On the other side of the spectrum, these elegant pieces can be combined with the more punk influenced side of the culture with leather and vinyl adorned with much silver. Clasps, buttons, and safety pins hold these funky creations together, and are embellished with an assortments of metal stars, pyramids, cubes, short spikes, and tall spikes. These metal accents are held in by screws or by small flaps of metal that are stuck into the leather or vinyl straps and folded back to keep them in tact. These leather straps can be worn as bracelets or chokers, and in their large form can be worn as belts.
As well as the three dimensional metal accompaniments, things like safety pins, round or D rings (which are rings that are flat on one side, thus, resembling the letter D) are added with things like eyelets. These eyelets can be left as is or can be toned and settled down by adding elegant attributes like threading lace or ribbon through them for a corseted look.
When it comes to the extras, fine or thick chains are often worn from a belt loop to a pocket to hold the wallet. There are those that say large chains can also be worn, but I see that as more of an exaggeration of the Heavy Metal Subculture, and is much different than the Gothic Subculture. Things like piercings are often becoming more common, not only in this particular culture but in many others.

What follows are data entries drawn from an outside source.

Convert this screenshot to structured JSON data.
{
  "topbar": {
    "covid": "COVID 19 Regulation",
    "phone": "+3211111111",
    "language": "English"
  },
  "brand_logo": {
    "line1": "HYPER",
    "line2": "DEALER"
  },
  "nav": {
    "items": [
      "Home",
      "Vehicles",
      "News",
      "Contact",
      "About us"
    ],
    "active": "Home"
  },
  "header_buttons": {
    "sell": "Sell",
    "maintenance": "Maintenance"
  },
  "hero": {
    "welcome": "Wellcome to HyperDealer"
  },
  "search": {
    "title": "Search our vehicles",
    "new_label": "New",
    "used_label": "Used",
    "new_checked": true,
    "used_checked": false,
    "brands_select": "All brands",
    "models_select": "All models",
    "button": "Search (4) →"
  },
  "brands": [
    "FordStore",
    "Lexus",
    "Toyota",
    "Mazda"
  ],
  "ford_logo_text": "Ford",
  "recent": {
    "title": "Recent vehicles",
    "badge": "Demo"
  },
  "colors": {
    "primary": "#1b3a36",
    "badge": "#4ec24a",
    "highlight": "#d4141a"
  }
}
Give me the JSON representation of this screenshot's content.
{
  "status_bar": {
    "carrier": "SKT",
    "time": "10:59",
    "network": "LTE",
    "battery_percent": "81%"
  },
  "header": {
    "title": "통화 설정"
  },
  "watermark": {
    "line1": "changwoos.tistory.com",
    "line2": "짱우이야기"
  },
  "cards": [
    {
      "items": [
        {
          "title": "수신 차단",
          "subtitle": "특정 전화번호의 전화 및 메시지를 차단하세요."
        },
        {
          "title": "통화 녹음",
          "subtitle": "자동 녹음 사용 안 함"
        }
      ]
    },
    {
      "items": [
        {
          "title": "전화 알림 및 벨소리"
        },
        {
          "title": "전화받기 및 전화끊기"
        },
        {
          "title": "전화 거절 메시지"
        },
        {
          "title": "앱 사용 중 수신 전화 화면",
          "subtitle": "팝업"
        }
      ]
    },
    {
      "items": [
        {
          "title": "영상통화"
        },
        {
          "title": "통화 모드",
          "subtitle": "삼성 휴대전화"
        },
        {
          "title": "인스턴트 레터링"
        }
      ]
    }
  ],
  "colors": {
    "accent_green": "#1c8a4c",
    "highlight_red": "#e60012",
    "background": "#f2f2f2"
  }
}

Nose studs are often seen alone with many piercings of the ears, and other piercings such as bridges, eyebrows, labrets (in between the lip and chin), septums (think bull rings), medusas (in the crease between the lip and nose), lips, or fangs (two piercings, one on each side of the bottom lip). Piercings are a relatively modern addition to the culture, and not every single person in the culture has them. However, our culture tends to have some of the most intricate layouts of facial piercings around, and some people get very creative with them.